Senator, I know that the Northwest corridor of the Northwest is home to many medical technology companies run by conscientious people with conflicted interest in this crisis, who would otherwise tend toward public spiritedness. I know that the duties of their boards is to the shareholder's stock value. I know that nonprofit providers and for-profit insurers consort with government officials to achieve the best financial result for those interests. But, you must know, be able to see, that the business model that has evolved over the last two decades is a dead end. Ever increasing prices for the same service/product will simply result in fewer customers paying more for the same product, compounding ever year. It extrapolates to an end, and not happily for the public, business or government. It is only a matter of time that grows exponentially shorter by the day. You must grasp the math.
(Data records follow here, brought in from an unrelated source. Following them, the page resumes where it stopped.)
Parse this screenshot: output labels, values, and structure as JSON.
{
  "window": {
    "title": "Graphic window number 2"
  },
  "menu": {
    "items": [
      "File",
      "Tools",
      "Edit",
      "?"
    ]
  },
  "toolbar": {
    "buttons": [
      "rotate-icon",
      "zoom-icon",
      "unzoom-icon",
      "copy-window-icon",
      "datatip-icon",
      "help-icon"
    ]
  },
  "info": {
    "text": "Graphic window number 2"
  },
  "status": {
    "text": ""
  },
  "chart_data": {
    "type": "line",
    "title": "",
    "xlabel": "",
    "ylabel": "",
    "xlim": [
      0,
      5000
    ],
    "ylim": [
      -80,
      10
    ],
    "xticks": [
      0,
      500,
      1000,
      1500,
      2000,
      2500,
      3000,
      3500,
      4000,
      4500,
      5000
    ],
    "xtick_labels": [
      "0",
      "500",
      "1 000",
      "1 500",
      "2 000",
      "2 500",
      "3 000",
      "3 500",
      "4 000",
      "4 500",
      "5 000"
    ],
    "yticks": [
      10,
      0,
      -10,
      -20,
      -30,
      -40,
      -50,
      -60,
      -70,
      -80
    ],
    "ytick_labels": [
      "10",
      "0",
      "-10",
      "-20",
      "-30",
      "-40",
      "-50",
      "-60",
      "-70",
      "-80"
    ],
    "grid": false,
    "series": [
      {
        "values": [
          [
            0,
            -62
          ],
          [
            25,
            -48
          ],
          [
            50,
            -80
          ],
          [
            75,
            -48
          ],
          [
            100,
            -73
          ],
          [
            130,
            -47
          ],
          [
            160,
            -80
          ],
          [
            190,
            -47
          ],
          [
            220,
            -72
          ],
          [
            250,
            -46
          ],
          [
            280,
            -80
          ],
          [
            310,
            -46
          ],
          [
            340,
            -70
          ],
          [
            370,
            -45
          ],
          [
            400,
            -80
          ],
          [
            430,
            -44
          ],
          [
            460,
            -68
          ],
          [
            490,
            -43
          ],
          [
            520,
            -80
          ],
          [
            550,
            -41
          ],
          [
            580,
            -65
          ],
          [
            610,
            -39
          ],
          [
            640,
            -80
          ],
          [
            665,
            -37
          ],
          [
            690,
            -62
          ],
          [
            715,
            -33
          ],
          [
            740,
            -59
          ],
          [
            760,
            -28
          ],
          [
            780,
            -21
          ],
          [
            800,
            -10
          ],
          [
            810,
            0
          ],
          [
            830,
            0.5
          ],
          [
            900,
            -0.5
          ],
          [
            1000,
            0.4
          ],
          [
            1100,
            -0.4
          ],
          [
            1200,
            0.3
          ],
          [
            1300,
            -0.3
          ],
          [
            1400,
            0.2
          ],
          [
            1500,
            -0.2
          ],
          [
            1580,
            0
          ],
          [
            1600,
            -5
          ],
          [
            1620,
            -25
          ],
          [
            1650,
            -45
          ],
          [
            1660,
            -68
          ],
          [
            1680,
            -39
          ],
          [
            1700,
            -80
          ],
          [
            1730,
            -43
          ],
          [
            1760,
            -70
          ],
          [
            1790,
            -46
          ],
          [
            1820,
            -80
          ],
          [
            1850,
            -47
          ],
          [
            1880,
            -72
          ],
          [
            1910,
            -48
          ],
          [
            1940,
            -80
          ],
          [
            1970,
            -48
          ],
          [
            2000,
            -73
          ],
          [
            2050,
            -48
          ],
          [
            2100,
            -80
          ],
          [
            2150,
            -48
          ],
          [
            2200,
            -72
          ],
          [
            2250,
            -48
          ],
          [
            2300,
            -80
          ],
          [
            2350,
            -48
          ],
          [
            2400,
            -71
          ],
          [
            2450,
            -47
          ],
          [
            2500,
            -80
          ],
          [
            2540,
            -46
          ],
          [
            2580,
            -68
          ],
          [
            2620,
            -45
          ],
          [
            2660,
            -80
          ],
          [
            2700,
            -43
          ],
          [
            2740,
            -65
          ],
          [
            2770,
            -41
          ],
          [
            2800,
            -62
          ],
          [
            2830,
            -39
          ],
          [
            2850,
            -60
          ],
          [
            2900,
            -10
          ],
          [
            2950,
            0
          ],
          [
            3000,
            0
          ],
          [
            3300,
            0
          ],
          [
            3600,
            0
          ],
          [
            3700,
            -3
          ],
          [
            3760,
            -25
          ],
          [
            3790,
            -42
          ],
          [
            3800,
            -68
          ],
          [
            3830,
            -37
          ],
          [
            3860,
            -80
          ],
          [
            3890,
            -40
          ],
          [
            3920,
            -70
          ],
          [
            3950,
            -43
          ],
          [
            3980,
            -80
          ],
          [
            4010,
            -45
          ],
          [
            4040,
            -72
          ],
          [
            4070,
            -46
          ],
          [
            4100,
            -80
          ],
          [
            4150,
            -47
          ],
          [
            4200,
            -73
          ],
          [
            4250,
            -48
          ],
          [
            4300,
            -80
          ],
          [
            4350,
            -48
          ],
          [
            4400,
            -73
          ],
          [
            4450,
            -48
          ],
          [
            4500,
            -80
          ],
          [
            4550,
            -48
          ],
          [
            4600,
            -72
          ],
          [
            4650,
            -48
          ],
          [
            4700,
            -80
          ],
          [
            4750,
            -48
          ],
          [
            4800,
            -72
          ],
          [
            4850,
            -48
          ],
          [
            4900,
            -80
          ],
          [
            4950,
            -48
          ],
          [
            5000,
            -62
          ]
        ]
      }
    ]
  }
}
Were the issue only a matter of money, say flat screen TV prices over peoples lives, it would be of no consequence. We can choose not to buy a new TV. We seldom choose not to live. A few flowers and a nice greeting card follow up customer satisfaction survey do not hide the evidence of outright monopolistic extortion.

Senator, sign on to pass the public option through reconciliation, and put a stop to the whirlpool of self destruction in which our health insurers and providers have swept us all. I put it this way for their benefit, in hopes that their enlightenment may save the lives of tens of thousands of Americans this next year alone.

Finally, excess in government is no greater burden on the public than are excesses in monopolistic business. I did not see it fall, but rather whither away, that sense of fealty to the principles of liberty and equality and the honor of fairness in which I was steeped as a young man. Young no longer, I hope, perhaps in vain, that the common good to which our founders pledged their lives, their fortunes and their sacred honor, shall not have been a fragile bloom and perish in this winter of selfishness.

Stephen Herrington